Copy all lines of the listing that include the string "Ulangan".

··· Material supplied

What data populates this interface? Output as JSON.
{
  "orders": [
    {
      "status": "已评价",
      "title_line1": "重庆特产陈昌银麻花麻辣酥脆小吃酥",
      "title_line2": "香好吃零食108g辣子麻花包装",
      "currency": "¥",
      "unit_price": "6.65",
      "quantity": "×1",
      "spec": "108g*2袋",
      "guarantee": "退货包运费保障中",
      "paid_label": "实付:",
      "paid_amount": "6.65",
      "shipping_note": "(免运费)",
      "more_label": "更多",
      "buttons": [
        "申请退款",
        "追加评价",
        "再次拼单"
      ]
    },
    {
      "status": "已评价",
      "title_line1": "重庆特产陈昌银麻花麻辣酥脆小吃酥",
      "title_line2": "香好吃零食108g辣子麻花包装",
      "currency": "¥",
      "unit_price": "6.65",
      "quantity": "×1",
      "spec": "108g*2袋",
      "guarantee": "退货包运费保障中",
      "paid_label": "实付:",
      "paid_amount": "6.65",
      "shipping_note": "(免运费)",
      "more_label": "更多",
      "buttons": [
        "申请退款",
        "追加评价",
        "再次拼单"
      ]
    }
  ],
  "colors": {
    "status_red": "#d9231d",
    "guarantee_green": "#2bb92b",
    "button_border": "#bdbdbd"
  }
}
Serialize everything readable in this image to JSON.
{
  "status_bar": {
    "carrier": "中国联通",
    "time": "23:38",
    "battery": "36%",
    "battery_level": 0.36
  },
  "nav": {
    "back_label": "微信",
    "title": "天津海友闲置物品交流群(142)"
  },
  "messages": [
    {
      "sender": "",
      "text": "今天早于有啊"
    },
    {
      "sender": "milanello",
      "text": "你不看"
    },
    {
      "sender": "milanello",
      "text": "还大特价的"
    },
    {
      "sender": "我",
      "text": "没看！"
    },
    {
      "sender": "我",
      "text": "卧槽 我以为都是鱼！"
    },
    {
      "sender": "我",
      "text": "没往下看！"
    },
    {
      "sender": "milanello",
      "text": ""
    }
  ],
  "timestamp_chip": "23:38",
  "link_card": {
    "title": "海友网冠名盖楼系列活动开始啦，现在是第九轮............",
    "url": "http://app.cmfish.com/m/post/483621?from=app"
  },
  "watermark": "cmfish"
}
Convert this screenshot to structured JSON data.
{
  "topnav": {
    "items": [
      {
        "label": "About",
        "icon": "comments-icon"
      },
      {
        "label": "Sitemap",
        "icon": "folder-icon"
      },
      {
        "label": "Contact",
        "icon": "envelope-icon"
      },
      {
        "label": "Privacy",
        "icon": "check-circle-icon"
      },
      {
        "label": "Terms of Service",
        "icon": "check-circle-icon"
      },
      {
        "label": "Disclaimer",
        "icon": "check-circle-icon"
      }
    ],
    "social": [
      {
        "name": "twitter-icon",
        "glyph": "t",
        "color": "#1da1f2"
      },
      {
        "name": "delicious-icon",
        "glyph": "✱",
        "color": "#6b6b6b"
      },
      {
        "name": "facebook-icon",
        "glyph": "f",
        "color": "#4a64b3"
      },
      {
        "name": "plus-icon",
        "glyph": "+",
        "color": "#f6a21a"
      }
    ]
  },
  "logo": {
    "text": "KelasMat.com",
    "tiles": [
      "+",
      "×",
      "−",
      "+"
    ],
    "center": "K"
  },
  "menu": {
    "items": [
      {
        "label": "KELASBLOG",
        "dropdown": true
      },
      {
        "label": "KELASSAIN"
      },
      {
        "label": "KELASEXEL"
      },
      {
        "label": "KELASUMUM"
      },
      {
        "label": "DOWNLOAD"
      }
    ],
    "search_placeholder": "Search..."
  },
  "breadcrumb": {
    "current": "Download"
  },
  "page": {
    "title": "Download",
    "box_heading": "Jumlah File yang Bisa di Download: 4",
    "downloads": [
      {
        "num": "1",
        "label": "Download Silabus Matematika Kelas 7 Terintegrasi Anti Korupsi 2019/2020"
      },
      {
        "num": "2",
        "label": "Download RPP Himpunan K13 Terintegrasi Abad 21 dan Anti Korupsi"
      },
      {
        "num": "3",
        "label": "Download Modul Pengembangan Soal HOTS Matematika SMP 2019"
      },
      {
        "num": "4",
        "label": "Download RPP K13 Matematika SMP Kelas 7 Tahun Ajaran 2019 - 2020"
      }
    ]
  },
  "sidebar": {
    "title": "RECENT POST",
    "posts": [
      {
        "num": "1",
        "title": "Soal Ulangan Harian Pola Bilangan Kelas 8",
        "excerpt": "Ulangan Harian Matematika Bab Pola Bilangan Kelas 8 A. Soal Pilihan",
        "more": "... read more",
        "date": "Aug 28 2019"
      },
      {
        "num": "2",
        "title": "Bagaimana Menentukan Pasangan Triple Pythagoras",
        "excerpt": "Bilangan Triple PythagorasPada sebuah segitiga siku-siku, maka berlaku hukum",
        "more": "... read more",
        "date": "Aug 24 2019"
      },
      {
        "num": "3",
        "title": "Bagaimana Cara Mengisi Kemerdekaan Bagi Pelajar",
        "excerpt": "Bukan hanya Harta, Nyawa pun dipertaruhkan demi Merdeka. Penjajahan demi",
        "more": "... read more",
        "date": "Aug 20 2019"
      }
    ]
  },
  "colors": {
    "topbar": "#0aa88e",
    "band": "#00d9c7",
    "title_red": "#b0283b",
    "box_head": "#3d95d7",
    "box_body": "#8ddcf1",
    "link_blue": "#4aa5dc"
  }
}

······

Output below:
        "title": "Soal Ulangan Harian Pola Bilangan Kelas 8",
        "excerpt": "Ulangan Harian Matematika Bab Pola Bilangan Kelas 8 A. Soal Pilihan",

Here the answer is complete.